While people often think of vacationing in the tropics as a wallet-busting prospect, the reality is different. And that doesn't mean you have to post up at some run-down, aging all-inclusive resort either. Cartagena is easily one of Colombia's most famous destinations -- and for good reason. The city is blessed with an achingly beautiful historic district -- the photogenic Walled City -- as well as an artsy, bohemian vibe and one of the most famous beach districts in Latin America (even if it doesn't have the white-sand and aquamarine-sea combo you may have in mind when you think of the Caribbean).
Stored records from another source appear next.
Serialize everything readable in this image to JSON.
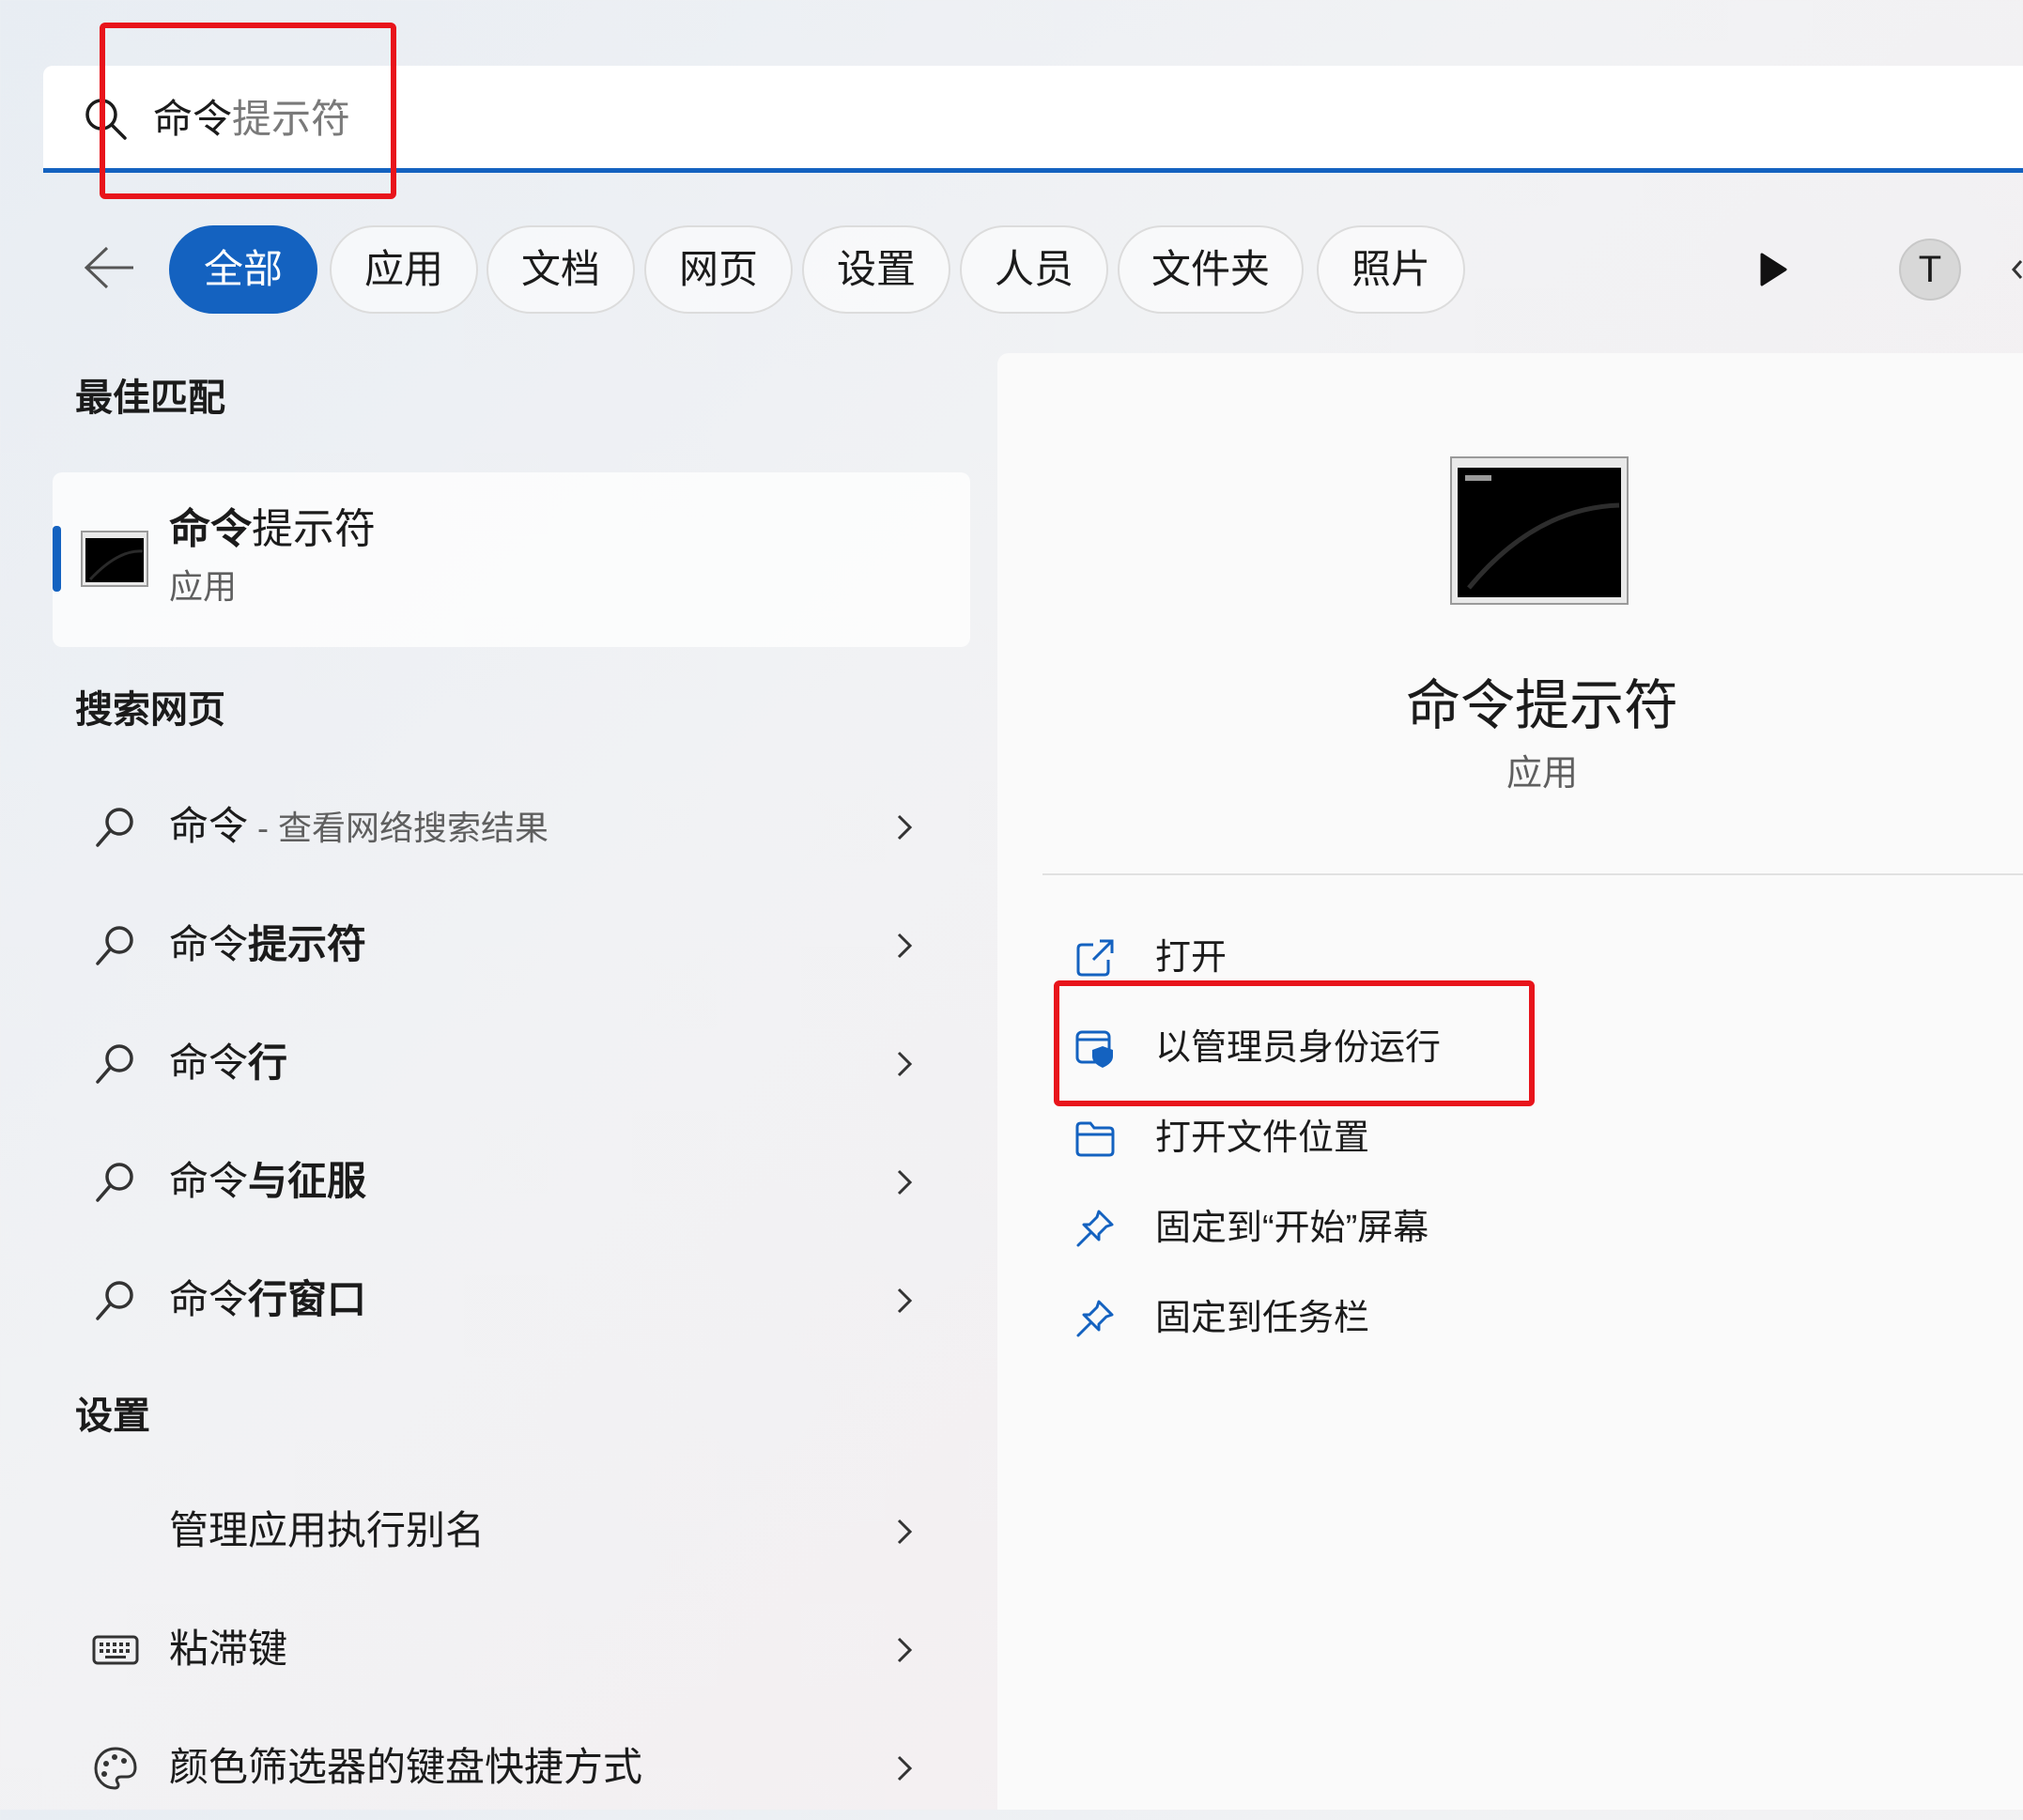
{
  "search": {
    "typed": "命令",
    "suggestion": "提示符"
  },
  "filters": [
    {
      "label": "全部",
      "active": true
    },
    {
      "label": "应用",
      "active": false
    },
    {
      "label": "文档",
      "active": false
    },
    {
      "label": "网页",
      "active": false
    },
    {
      "label": "设置",
      "active": false
    },
    {
      "label": "人员",
      "active": false
    },
    {
      "label": "文件夹",
      "active": false
    },
    {
      "label": "照片",
      "active": false
    }
  ],
  "user": {
    "avatar_initial": "T"
  },
  "best_match": {
    "heading": "最佳匹配",
    "name_bold": "命令",
    "name_rest": "提示符",
    "type": "应用",
    "icon": "command-prompt-icon"
  },
  "web_search": {
    "heading": "搜索网页",
    "items": [
      {
        "prefix": "命令",
        "bold": "",
        "detail": " - 查看网络搜索结果"
      },
      {
        "prefix": "命令",
        "bold": "提示符",
        "detail": ""
      },
      {
        "prefix": "命令",
        "bold": "行",
        "detail": ""
      },
      {
        "prefix": "命令",
        "bold": "与征服",
        "detail": ""
      },
      {
        "prefix": "命令",
        "bold": "行窗口",
        "detail": ""
      }
    ]
  },
  "settings": {
    "heading": "设置",
    "items": [
      {
        "label": "管理应用执行别名",
        "icon": "none"
      },
      {
        "label": "粘滞键",
        "icon": "keyboard-icon"
      },
      {
        "label": "颜色筛选器的键盘快捷方式",
        "icon": "palette-icon"
      }
    ]
  },
  "detail": {
    "name": "命令提示符",
    "type": "应用",
    "actions": [
      {
        "label": "打开",
        "icon": "open-external-icon"
      },
      {
        "label": "以管理员身份运行",
        "icon": "shield-admin-icon"
      },
      {
        "label": "打开文件位置",
        "icon": "folder-icon"
      },
      {
        "label": "固定到“开始”屏幕",
        "icon": "pin-icon"
      },
      {
        "label": "固定到任务栏",
        "icon": "pin-icon"
      }
    ]
  },
  "colors": {
    "accent": "#1462c0",
    "highlight": "#e8141b"
  }
}
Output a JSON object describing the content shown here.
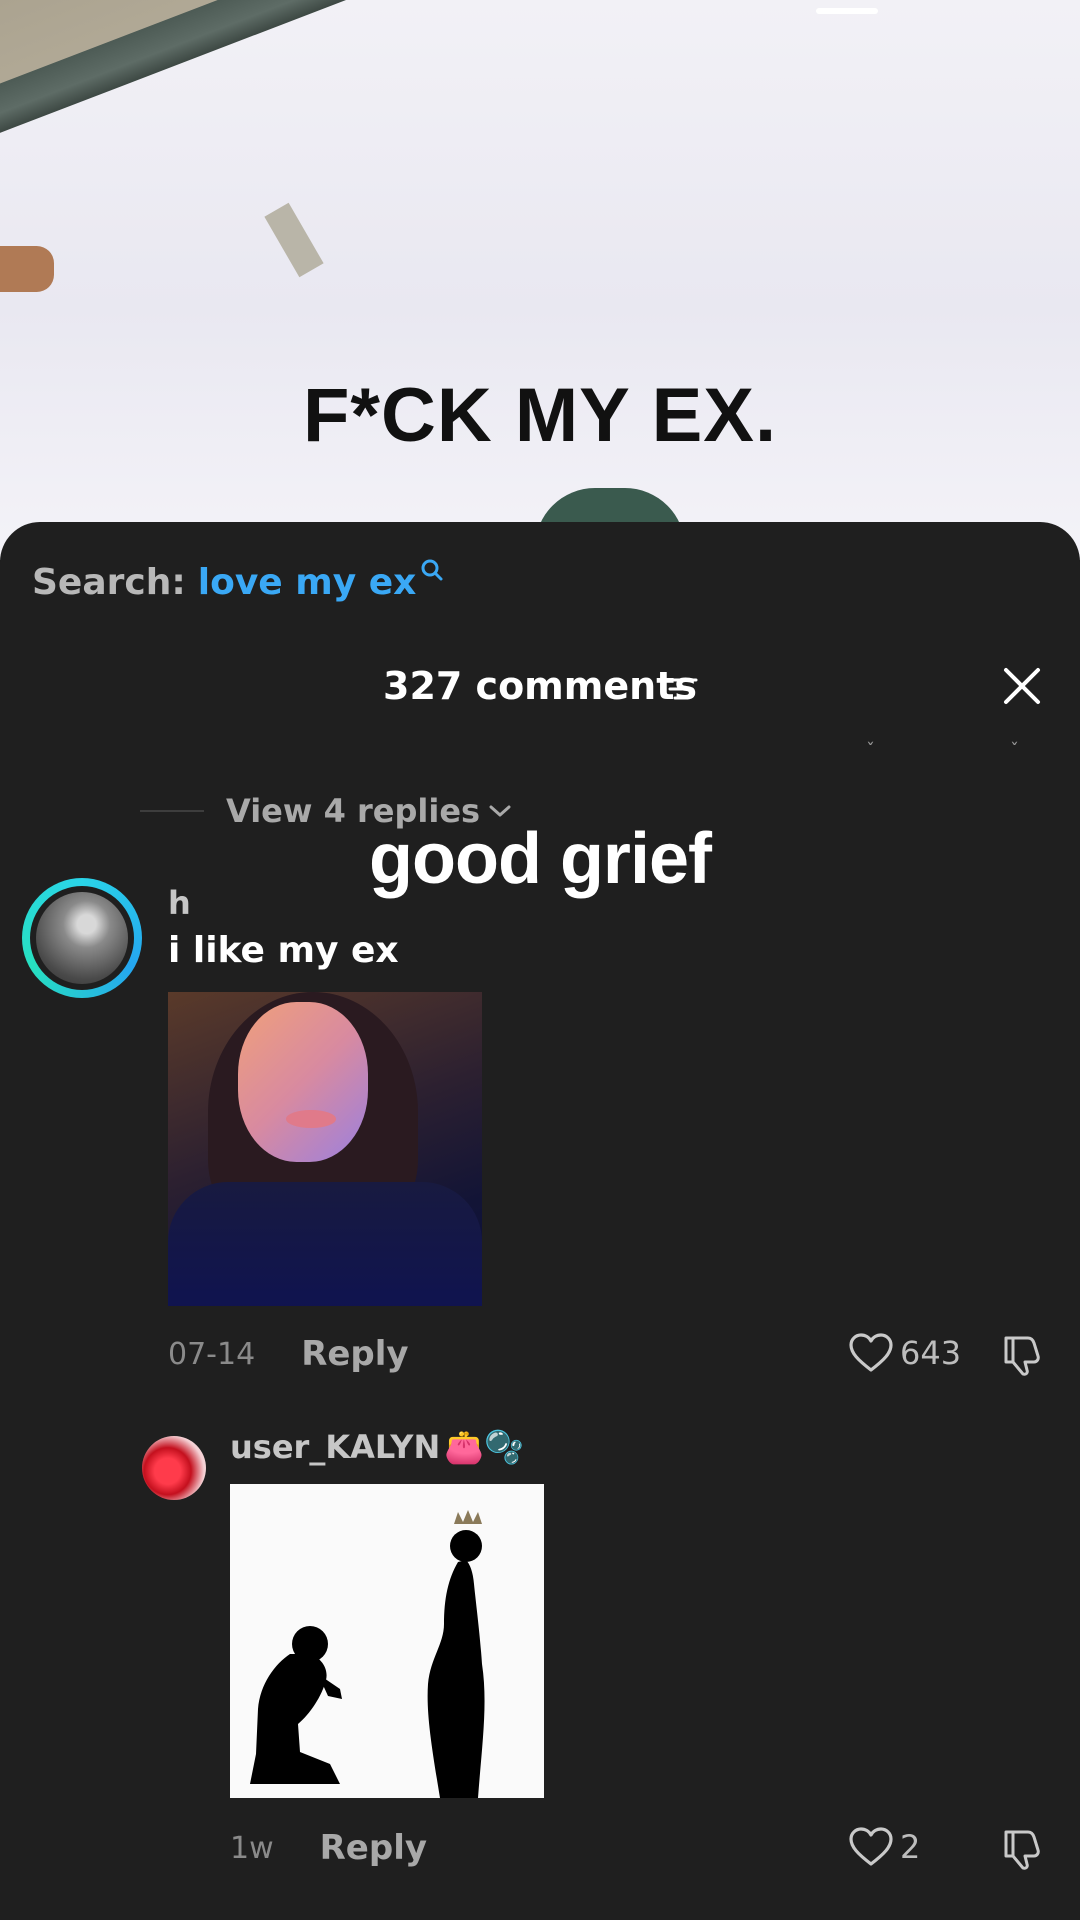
{
  "video": {
    "overlay_text": "F*CK MY EX."
  },
  "search": {
    "label": "Search:",
    "query": "love my ex"
  },
  "header": {
    "comments_count": "327 comments"
  },
  "thread": {
    "view_replies_label": "View 4 replies"
  },
  "caption": "good grief",
  "comments": [
    {
      "username": "h",
      "text": "i like my ex",
      "date": "07-14",
      "reply_label": "Reply",
      "likes": "643"
    },
    {
      "username": "user_KALYN",
      "username_emojis": "👛🫧",
      "date": "1w",
      "reply_label": "Reply",
      "likes": "2"
    }
  ],
  "colors": {
    "sheet_bg": "#1f1f1f",
    "search_query": "#3aa8f5",
    "avatar_ring": "#2ad4e8"
  },
  "icons": [
    "search-icon",
    "filter-icon",
    "close-icon",
    "chevron-down-icon",
    "heart-icon",
    "dislike-icon"
  ]
}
Cartagena is by no means the cheapest destination in Colombia, but its combination of cultural highlights and warm weather mean that shelling out a little more is well worth it. You can also score incredibly cheap flights here on U.S. budget airlines like Spirit (if you're brave) or JetBlue (if you'd like more reliable service). From most major cities in the U.S., you'll spend around $450 for a round-trip ticket. On the ground, meals in the Walled City are definitely more expensive than in budget-friendly Latin American destinations like Mexico City and Buenos Aires, but you'll still get more for your money here than in touristy European and American places. By mixing handful of local joints, street food, and just a few cool foodie spots, you'll get by on around $60 per day for two people.
Hotels are reasonable as well, with tons of boutique options packing both the Walled City and Gethsemane. Small properties like Hotel 3 Banderas and Hotel Kartaxa Cartagena can both often be found for less than $100 a night, while slightly more modern properties like Delirio Hotel are a bit pricier. Five nights in the city, including all of the above, will come in under budget if you're smart about spending on food and lodging, and book your flights ahead of time.
If you're willing to travel in the off-season, visiting the quaint city of Copenhagen is easy to do on a budget from most major cities in the U.S. We promise Denmark's winter weather isn't nearly as bad as you imagine -- in fact it's often milder than those in the northeastern U.S. Thanks to budget airlines like Norwegian, tickets to the Danish capital can be as low as $400 per person, often with nonstop itineraries (and yes, this includes West Coast hubs like Los Angeles).
Like most European tourist magnets, hotels aren't generally cheap in Copenhagen, though you'll benefit from off-season discounts. Also, unlike many of their American counterparts, most major European cities do have cheaper budget hotels if you're willing to forsake some frills. Thankfully, in design-mad Copenhagen, you can still score chic style at reasonable rates. We like the retro Hotel Alexandra, which is just north of Tivoli Park and the train station, and within walking distance of trendy Vesterbro and the touristy Nyhavn. Rooms in the winter are around $120 a night.
You'll spend the most of your cash on food and drink, and -- be warned -- they aren't cheap. However, if you're visiting when the daylight hours are few and far between (the sun rises after 8 a.m. and sometimes sets before 4 p.m. in the winter), you'd be foolish not to indulge in the city's comfort food. Of course, pastries are a must-have and are relatively cheap (just a couple of dollars), as is coffee. Lunches can be a bargain if you aim for the smorrebrod -- Denmark's traditional open-face sandwiches that are piled with veggies, seafood, and other delectables. You shouldn't spend more than $8 to $10. Dinner is a costlier affair, and the city is packed with trendy casual spots -- allot around $40 per person.
(Editor's note: Oyster.com is an independent hotel review site that does not have any financial arrangement with the individual hotels reviewed.)